The person creating the estate is called the testator. They can designate an executor or administrator to manage the estate upon their death. Once the court resolves any issues and validates the will, the executor or administrator can proceed with distributing the assets according to the testator’s wishes as outlined in the legal document.

All estates do not have to go through probate in Illinois. If the estate’s value exceeds $100,000, probate is a requirement, with some exceptions. These exceptions include:

  • Life insurance proceeds
  • Jointly titled assets
  • Retirement funds with a beneficiary other than the deceased’s estate

Any assets held in a revocable living trust don’t have to go through probate.

Navigating the Probate Process

How Long Does Probate Last?In Illinois, the executor or administrator of the estate is responsible for:

  • Paying outstanding debts, estate expenses, and taxes
  • Identifying all assets to distribute to named beneficiaries
  • Managing assets in the estate during probate
  • Distributing remaining assets to heirs or designees
  • Making additional distributions as required by state law

The executor or administrator must file the original copy of the deceased’s will with the appropriate probate court. That begins the probate process, and a judge will review everything to determine whether the will is valid.

If problems arise, such as a dispute among heirs about who should receive certain property, the probate judge will handle it. After resolving all disputes, the executor or administrator can ask the judge if they can distribute the assets and pay estate taxes and any creditors. Once that’s completed, the court should receive notification to close the estate.

Factors Affecting the Length of Probate

Probate shouldn’t take longer than twelve months. However, the court must resolve all issues before the executor or administrator can carry out their duties. Any of these circumstances could delay the process:

  • More than one beneficiary – When the testator names multiple beneficiaries, the court must locate each person to inform them of their inheritance. Beneficiaries are supposed to complete and sign various forms as well. All of this can extend the probate process even more.
  • Estate taxes – The Internal Revenue Service becomes involved in probate if the estate must file tax returns. Typically, IRS processing of all necessary paperwork doesn’t occur until months after the executor or administrator of the estate files the taxes.
  • Unusual assets – Some property in the estate is unique and it could take time to determine the appropriate value. Oil rights, patents, collectibles, and other rare items require tax returns to be filed. The IRS might believe the value of an asset is much less than the executor or administrator thinks. That can bring the process of probate to a standstill while sorting out the issue.
  • Asset disputes – Sometimes, family members aren’t happy with how the executor handles the estate or believes they deserve property the deceased left to someone else. Some parties could file a lawsuit, and the probate judge must intervene to try to resolve the dispute. This creates challenges because you can’t settle an estate while it’s in litigation.
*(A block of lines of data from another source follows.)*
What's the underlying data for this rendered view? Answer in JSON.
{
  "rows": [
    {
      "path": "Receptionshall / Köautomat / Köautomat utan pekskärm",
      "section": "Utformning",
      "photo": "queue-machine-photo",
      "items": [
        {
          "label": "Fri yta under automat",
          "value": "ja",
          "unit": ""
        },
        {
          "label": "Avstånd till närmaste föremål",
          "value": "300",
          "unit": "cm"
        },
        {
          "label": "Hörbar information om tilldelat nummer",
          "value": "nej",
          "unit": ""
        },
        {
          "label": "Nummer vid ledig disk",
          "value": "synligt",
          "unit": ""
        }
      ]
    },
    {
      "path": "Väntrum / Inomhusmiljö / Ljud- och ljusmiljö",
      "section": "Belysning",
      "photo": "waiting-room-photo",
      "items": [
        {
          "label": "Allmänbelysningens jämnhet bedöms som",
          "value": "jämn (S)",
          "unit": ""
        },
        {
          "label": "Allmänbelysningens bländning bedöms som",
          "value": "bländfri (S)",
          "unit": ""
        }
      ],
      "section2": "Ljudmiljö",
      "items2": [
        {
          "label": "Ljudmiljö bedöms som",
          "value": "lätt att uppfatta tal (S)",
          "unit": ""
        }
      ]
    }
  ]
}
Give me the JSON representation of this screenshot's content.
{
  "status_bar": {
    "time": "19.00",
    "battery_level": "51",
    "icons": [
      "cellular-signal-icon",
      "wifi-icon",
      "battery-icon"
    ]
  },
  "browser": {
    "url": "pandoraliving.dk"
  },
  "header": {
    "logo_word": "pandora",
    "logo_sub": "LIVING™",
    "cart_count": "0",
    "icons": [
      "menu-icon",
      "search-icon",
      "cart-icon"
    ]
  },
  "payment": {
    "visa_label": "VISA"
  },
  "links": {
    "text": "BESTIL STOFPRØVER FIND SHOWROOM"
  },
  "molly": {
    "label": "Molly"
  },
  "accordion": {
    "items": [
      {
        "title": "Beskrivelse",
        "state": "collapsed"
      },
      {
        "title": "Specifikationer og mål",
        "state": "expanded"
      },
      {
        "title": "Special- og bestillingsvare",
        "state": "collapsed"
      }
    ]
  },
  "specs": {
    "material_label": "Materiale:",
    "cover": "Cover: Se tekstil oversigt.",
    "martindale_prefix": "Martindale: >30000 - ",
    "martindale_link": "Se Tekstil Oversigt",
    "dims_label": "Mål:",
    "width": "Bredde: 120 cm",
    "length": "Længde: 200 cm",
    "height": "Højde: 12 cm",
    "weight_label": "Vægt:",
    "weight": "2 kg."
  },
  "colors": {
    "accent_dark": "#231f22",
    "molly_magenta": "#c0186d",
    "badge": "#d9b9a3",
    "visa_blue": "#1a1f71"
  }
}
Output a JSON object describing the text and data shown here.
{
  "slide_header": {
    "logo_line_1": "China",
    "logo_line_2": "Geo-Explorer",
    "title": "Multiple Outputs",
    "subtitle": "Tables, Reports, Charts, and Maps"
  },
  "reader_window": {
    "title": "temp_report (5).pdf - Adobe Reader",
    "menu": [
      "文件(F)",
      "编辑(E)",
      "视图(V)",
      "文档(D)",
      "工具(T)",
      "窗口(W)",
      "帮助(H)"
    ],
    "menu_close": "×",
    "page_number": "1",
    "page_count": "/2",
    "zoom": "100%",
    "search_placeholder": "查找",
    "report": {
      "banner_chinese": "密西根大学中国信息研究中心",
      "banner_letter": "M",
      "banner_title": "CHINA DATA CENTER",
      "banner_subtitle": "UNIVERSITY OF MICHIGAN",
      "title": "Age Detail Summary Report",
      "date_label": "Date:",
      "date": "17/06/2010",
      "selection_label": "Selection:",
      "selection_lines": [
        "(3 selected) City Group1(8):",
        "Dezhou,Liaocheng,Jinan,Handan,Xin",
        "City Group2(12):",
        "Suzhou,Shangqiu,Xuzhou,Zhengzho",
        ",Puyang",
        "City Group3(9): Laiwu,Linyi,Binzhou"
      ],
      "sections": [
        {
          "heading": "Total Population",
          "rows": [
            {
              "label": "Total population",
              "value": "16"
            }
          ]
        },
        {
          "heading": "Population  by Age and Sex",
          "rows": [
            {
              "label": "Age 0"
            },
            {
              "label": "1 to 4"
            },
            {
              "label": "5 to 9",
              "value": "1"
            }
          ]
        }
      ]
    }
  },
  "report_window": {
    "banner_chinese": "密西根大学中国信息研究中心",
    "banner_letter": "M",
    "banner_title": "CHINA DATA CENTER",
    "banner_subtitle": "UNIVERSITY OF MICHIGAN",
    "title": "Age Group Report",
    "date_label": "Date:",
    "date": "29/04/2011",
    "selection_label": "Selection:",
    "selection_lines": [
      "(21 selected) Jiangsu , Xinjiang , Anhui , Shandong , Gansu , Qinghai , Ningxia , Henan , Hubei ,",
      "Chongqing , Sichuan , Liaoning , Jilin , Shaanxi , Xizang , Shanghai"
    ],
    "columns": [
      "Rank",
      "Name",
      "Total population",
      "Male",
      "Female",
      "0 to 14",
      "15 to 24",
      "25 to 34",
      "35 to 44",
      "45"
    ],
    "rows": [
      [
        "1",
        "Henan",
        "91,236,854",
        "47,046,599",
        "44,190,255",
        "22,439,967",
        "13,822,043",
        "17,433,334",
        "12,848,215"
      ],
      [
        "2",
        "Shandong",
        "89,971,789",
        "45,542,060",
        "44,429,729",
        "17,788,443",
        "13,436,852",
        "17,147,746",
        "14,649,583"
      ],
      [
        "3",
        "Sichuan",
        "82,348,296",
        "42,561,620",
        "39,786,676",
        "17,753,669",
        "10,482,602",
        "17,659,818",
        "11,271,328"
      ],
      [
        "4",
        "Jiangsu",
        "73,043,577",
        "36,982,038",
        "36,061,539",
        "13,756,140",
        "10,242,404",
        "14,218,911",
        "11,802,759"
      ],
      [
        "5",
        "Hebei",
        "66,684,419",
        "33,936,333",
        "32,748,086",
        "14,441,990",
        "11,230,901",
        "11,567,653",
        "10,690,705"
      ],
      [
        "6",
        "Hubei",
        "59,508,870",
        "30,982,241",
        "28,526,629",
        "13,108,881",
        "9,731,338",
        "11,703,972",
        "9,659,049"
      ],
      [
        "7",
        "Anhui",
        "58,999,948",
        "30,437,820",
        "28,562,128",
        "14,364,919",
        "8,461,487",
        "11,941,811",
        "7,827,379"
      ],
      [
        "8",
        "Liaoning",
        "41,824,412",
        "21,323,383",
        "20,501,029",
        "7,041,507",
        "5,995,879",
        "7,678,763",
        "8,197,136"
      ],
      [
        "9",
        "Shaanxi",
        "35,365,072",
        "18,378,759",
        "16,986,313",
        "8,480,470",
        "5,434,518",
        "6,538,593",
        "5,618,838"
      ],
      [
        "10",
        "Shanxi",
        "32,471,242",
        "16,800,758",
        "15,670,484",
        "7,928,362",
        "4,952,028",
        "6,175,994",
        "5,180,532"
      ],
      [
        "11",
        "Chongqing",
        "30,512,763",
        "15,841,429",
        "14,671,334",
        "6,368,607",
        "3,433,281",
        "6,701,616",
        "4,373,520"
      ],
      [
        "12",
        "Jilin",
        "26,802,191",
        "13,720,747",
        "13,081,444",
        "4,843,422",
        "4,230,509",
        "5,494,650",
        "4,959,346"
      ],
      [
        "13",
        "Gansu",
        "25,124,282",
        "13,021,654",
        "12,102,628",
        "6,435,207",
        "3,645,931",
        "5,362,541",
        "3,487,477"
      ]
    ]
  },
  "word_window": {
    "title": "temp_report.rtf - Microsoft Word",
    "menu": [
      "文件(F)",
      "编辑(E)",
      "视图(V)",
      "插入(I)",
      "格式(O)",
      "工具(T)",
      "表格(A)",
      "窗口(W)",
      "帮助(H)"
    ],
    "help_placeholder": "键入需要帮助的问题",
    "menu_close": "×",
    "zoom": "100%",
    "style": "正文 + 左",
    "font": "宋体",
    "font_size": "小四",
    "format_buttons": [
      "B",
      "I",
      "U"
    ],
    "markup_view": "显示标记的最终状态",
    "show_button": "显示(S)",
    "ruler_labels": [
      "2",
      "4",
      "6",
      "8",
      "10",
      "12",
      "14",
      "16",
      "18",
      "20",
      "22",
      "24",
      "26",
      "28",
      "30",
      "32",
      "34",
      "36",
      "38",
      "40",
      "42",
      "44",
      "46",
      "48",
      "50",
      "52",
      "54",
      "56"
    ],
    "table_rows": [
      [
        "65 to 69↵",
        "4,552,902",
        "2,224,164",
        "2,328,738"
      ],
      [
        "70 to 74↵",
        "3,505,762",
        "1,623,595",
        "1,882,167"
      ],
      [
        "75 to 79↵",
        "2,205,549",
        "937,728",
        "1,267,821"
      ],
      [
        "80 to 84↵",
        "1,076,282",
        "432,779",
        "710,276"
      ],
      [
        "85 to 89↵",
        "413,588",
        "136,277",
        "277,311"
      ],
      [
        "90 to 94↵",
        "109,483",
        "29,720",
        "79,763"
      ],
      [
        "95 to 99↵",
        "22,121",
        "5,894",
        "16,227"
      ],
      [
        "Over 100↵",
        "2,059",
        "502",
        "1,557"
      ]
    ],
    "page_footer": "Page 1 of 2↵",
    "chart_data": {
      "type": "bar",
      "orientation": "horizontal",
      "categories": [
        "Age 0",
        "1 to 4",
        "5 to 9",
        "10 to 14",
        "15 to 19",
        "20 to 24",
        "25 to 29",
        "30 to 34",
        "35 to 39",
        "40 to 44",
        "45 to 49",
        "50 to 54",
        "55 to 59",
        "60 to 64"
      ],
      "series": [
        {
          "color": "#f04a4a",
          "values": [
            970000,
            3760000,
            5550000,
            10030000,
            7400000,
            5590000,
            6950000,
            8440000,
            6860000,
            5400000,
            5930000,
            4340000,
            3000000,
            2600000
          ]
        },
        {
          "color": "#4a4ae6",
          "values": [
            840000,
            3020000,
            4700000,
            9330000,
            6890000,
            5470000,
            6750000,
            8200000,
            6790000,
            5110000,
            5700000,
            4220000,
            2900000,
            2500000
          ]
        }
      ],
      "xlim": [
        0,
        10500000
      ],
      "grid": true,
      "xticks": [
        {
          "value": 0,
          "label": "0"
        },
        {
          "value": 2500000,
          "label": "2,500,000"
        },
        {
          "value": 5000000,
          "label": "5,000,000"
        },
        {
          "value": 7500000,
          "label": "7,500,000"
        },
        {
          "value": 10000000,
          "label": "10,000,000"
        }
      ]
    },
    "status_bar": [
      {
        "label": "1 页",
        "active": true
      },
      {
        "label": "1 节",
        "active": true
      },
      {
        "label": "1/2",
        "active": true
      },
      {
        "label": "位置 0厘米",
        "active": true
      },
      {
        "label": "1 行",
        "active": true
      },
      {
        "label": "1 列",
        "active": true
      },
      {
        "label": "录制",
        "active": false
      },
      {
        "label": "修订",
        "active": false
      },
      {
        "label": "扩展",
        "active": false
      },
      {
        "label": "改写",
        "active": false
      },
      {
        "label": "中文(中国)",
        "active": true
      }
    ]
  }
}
Contact Us

The Chicago probate lawyers of Peck Ritchey, LLC have over 100 years of combined legal experience in estate cases. We can guide you through the probate process and help resolve any disputes you face. We’re familiar with state laws and how to effectively handle legal proceedings so you receive the assets you deserve and ensure you can carry out your loved one’s final wishes.

If you’re dealing with a probate issue or need assistance navigating the complicated process, contact the Chicago probate attorneys of Peck Ritchey, LLC right now. We’re available 24/7 to speak with you and answer any questions you have. Call Peck Ritchey, LLC or contact us online for your free consultation.